Task details: The answer must be every line from the entries below that includes "kind".

********

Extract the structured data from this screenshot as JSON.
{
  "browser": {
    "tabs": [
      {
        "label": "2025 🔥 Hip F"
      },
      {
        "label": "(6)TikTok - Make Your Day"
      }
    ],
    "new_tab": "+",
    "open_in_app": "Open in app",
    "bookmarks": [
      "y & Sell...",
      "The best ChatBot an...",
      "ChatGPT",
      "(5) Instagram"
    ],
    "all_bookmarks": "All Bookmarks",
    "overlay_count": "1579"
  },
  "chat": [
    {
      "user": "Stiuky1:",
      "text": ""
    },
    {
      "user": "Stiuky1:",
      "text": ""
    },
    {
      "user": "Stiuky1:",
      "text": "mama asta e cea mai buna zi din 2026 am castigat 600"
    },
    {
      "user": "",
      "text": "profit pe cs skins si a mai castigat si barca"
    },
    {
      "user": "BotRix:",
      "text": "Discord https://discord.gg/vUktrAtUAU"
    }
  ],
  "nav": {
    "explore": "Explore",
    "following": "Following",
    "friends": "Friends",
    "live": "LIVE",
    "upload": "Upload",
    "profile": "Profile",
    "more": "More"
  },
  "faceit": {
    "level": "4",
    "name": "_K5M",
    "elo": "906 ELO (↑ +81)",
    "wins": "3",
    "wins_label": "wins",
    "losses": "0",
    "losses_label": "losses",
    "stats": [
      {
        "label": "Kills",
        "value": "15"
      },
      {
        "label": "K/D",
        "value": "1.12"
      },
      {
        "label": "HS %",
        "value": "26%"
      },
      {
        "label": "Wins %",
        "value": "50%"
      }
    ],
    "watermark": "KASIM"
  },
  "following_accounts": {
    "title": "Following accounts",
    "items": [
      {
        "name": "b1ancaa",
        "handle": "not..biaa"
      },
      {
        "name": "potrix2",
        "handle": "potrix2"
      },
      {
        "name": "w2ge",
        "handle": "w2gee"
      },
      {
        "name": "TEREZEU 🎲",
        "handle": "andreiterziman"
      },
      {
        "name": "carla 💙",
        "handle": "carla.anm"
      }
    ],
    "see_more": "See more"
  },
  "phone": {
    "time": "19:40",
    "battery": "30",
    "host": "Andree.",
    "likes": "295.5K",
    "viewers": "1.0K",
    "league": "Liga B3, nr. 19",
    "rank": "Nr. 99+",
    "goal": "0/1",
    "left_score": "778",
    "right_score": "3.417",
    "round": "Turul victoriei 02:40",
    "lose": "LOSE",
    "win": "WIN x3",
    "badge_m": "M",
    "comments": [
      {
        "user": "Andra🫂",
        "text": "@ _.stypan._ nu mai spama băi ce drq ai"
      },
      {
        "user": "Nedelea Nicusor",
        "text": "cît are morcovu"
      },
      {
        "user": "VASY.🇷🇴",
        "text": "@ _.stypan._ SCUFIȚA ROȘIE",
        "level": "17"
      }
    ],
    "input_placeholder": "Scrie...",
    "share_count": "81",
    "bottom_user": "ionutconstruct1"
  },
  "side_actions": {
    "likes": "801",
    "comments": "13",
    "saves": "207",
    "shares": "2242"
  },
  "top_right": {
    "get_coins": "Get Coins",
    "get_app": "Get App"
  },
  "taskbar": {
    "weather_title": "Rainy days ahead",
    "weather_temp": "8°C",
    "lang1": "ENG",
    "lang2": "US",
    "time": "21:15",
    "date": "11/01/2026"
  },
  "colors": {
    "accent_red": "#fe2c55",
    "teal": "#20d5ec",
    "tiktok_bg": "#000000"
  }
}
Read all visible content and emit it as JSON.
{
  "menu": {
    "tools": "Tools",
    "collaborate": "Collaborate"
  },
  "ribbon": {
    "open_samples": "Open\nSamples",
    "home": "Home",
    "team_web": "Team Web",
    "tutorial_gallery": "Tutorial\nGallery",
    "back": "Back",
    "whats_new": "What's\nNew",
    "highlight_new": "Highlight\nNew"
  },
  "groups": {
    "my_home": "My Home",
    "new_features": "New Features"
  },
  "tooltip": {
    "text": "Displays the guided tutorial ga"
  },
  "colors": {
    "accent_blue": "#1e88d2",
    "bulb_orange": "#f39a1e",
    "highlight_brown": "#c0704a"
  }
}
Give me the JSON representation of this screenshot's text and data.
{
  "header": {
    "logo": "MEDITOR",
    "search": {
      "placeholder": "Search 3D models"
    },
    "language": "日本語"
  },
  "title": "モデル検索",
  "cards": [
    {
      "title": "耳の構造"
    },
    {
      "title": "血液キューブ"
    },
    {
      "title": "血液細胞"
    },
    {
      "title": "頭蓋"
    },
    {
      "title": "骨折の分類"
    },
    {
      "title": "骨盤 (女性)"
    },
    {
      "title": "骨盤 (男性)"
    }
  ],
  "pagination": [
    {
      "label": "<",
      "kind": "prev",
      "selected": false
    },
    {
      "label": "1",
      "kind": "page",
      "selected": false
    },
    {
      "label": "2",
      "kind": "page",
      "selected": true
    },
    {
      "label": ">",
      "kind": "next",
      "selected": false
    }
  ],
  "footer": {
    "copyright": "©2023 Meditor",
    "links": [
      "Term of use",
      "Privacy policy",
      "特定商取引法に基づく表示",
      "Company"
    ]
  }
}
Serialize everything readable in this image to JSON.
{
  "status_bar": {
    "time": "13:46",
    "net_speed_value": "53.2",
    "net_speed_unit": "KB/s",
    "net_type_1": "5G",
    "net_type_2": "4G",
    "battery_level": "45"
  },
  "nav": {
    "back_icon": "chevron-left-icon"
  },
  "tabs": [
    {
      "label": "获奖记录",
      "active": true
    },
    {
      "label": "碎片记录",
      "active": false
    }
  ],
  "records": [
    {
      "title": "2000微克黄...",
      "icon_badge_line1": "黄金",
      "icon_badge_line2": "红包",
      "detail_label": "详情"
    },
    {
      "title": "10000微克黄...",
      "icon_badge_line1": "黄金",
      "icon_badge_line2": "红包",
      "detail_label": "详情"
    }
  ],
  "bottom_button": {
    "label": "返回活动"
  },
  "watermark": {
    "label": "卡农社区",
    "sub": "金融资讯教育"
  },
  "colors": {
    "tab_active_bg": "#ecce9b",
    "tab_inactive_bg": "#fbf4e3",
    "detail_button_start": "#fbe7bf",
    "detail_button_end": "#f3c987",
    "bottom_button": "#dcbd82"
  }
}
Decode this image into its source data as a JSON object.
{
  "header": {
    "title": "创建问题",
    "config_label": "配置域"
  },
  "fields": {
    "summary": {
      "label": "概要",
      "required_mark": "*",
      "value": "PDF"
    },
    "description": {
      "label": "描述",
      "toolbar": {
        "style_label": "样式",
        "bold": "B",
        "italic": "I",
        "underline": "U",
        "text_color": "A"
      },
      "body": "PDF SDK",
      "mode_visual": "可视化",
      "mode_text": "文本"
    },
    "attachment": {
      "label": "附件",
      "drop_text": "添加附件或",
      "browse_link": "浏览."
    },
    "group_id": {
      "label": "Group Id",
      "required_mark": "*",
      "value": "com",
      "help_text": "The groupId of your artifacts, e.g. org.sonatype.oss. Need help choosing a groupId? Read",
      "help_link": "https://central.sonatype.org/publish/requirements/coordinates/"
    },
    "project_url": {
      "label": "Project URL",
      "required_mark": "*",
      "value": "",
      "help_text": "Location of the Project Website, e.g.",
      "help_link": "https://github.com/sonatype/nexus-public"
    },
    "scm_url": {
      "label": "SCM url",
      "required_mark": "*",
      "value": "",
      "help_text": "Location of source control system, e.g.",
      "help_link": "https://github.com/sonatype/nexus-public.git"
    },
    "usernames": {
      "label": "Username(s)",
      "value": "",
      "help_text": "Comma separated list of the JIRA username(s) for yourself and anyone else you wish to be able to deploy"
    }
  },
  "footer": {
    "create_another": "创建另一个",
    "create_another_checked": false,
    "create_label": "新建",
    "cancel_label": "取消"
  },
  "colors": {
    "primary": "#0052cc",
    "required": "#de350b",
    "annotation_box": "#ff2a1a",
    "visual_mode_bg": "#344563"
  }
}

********

Response box:
      "kind": "prev",
      "kind": "page",
      "kind": "page",
      "kind": "next",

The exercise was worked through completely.